We must adapt and adjust to the new situation. It holds true also for the OSCE. It is the only institutional platform for discussion on European security with the participation of Russia and other states of the former Soviet Union. 

That is why Poland’s presidency will continue to do its best to keep the armed aggression on Ukraine on top of the organization’s agenda. In spite of Russia’s effort to achieve the opposite, as its actions regarding the OSCE Special Monitoring Mission to Ukraine have clearly demonstrated. We need to exert political and diplomatic pressure on Russia, counteract its propaganda and help document its crimes.

Unfortunately, its repeated rejection of the West’s offer to build a common security architecture was misinterpreted by many for a long time. For years they believed in the possibility of some kind of the partnership. They hoped that by developing joint projects with Russia (such as Nord Stream 1 and 2), co–operation and change in its behavior could be achieved. Today we know that these were naive illusions at best. Illusions that have had the most serious consequences, including for Ukraine.

Russian activity, also at the OSCE, proved for years that Russia was never interested in cooperation with the West, but in undermining it. Its constant obstruction, be it with regard to the modernization of the Vienna Document, or the discussion on conventional armed forces in Europe, are just two pieces of evidence.

Ladies and gentlemen,

All Member States need to act in the EU. Recognizing that we might be looking ahead to many months of struggle and sacrifice.

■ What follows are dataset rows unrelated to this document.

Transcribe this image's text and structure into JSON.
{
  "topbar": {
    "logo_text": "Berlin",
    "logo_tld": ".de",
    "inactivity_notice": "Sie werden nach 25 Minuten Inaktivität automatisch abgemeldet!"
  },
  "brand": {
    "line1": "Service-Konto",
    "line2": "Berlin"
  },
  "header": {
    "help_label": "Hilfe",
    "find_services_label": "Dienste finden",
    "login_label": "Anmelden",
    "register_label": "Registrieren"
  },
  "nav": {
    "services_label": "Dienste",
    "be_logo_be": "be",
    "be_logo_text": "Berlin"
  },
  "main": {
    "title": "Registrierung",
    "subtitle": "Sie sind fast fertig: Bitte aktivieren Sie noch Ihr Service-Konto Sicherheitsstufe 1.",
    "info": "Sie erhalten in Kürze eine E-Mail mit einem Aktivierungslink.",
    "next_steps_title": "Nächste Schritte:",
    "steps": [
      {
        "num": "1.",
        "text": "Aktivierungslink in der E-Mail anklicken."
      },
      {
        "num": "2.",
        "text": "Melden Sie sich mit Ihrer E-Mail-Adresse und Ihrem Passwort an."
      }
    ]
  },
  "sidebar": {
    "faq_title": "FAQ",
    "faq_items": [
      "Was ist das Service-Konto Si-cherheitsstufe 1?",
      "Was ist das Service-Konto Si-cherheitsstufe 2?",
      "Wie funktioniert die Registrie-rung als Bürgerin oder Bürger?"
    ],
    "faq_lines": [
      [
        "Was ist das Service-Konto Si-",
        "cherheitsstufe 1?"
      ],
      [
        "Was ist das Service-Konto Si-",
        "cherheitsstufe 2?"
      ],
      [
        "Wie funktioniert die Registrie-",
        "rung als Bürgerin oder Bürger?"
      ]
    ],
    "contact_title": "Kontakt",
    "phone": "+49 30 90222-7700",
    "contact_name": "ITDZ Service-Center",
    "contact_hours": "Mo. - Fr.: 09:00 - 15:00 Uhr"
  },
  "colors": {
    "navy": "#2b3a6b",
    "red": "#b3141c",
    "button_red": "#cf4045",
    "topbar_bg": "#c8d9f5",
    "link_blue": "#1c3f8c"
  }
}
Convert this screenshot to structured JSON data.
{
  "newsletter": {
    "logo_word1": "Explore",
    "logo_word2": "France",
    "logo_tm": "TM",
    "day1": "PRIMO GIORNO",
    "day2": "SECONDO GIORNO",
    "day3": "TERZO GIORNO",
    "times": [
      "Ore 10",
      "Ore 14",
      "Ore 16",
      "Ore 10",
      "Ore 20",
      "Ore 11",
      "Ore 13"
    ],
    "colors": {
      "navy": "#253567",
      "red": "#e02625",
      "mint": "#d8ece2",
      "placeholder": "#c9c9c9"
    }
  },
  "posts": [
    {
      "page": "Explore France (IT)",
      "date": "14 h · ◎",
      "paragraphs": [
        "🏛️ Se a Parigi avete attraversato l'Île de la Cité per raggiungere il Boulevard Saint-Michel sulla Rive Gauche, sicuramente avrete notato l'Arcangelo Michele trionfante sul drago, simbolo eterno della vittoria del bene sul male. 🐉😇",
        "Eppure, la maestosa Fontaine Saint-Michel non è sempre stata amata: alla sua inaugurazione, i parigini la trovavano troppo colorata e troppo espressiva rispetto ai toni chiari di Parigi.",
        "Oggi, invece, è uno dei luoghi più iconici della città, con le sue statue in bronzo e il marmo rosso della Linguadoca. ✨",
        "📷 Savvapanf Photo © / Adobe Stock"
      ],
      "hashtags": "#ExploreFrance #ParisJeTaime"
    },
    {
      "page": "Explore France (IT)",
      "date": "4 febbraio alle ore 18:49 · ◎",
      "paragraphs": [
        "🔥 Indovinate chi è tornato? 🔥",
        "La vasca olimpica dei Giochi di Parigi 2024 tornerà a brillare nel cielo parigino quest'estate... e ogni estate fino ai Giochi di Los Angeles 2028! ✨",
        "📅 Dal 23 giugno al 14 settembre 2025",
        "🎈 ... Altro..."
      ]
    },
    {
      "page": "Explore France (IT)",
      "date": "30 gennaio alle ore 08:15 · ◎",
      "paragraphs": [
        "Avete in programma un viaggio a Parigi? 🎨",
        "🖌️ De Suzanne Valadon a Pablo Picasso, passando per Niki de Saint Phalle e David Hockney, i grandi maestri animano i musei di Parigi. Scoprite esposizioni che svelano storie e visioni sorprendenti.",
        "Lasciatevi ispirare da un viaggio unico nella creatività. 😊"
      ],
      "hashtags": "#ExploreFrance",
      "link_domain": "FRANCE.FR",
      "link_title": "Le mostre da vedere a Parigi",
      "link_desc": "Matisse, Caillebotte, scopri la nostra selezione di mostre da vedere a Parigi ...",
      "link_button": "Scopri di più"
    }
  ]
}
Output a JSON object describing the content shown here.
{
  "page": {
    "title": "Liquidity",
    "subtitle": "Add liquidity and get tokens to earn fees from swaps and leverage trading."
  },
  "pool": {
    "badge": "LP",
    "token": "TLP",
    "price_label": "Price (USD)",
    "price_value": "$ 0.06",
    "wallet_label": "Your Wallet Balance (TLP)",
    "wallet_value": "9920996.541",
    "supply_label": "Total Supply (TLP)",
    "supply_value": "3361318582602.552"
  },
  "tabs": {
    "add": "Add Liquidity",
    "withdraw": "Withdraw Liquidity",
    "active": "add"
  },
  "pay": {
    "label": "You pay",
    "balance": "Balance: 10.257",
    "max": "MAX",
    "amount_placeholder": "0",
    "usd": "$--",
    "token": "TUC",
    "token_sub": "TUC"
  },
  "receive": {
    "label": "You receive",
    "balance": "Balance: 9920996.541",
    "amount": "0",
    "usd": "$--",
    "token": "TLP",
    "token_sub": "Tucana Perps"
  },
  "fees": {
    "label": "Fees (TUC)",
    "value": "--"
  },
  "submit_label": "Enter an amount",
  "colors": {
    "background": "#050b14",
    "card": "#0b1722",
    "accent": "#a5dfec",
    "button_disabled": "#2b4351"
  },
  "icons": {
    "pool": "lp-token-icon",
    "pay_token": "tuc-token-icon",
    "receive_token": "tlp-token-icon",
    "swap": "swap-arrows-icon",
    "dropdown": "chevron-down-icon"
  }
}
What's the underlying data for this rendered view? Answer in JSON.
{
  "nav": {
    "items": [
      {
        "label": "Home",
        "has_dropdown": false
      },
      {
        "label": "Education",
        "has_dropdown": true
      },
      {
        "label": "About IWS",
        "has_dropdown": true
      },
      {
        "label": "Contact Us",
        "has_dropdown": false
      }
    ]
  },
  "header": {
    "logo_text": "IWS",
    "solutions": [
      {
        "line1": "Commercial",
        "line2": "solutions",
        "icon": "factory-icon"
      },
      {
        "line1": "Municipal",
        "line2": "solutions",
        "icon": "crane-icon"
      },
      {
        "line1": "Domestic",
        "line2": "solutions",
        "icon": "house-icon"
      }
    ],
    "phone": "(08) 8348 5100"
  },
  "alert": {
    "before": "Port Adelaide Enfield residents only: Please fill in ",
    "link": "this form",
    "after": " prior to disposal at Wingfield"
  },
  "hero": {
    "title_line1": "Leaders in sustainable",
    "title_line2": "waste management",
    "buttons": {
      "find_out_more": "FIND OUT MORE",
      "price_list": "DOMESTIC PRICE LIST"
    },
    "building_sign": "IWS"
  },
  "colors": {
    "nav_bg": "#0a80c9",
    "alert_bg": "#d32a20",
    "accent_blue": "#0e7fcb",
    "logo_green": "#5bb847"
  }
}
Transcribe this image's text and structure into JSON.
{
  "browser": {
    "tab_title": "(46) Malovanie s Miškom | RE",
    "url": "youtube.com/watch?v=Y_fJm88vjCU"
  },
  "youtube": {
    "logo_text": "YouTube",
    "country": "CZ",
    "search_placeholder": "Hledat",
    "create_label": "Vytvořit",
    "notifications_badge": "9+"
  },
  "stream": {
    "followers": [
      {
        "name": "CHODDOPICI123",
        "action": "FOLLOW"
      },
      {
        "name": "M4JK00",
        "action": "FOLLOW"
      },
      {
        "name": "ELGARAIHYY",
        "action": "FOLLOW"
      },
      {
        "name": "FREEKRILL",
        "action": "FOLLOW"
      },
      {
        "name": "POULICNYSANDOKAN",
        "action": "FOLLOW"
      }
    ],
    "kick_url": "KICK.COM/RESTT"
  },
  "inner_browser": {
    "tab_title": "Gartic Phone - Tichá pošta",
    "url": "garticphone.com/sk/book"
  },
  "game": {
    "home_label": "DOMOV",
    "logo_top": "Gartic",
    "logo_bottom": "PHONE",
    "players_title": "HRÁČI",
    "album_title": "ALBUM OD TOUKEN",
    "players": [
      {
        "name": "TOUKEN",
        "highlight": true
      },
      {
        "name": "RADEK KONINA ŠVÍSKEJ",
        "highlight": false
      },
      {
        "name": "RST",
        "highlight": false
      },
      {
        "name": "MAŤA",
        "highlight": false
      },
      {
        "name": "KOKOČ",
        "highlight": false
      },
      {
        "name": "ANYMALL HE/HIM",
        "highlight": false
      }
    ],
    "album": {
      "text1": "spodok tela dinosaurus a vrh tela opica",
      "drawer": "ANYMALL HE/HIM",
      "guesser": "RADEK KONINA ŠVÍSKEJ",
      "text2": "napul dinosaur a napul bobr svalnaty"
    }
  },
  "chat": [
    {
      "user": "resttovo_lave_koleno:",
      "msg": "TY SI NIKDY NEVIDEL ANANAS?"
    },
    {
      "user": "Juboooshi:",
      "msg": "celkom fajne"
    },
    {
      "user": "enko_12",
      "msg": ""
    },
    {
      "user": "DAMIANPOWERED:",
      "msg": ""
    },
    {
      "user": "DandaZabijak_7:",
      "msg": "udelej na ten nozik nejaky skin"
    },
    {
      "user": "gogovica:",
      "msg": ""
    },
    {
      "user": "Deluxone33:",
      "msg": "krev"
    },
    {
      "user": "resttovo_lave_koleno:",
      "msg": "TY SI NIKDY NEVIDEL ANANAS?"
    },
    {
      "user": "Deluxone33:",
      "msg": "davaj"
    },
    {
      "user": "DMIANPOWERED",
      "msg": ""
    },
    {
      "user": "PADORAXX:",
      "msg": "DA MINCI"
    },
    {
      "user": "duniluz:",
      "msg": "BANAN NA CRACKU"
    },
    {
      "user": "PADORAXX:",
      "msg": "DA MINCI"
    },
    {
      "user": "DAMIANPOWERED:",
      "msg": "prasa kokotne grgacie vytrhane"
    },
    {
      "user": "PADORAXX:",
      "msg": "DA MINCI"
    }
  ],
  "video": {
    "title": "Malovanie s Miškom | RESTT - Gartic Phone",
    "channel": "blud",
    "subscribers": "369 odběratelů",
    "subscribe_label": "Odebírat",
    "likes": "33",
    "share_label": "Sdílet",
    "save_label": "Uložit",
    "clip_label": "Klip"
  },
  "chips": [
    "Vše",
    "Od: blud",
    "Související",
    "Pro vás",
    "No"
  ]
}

That is why Poland continues to call for a policy of pressure on Russia and solidarity with Ukraine. No matter how long and hard the road may be. With the EU at the forefront of this effort. Shoulder to shoulder with partners from across the Atlantic and from other parts of the world. It should include providing adequate resources both to Ukraine and to Ukrainian refugees who found safe home in other countries. 

That is why Poland and Sweden have recently organized in Warsaw an International Donors’ Conference for Ukraine. That is why we continue to call for the much–needed current support and for thinking about ways to rebuild Ukraine’s infrastructure destroyed by Russia. Why we also call for maintaining European perspective for Ukraine, but also Moldova, Georgia and other states outside the EU willing and able to join it.

That is why we repeat that after Russia stops the attacks there should be no return to business as usual with Moscow. No matter how much it may cost some of us. Russians must be immediately and entirely cut off from profiting from the aggressive war they waged on Ukraine. And those complicit need to face all consequences of their acts, including compensation for the damage they caused.

Ladies and gentlemen,
Dear friends

I have been informed that the Lennart Meri Conference was conceived in 2007 to provide a forum for finding solutions to Europe’s foreign and security policy challenges. I am sure that the insights shared by the distinguished speakers of its current edition will contribute to their identification. Also with regard to multilateral organizations, including the OSCE. 

The panel’s title inspired me to include rock music references in my introduction. Let me also finish with one. The king of rock ‘n’ roll, Elvis Presley, famously called for “a little less conversation, a little more action”. But I think we need both, so I wish and hope for interesting conversations here in Tallinn that will inform actions also elsewhere. I thank again the organizers for the invitation. And all participants – for your kind attention.

Thank you very much, and have a good time, and efficient time in Tallinn.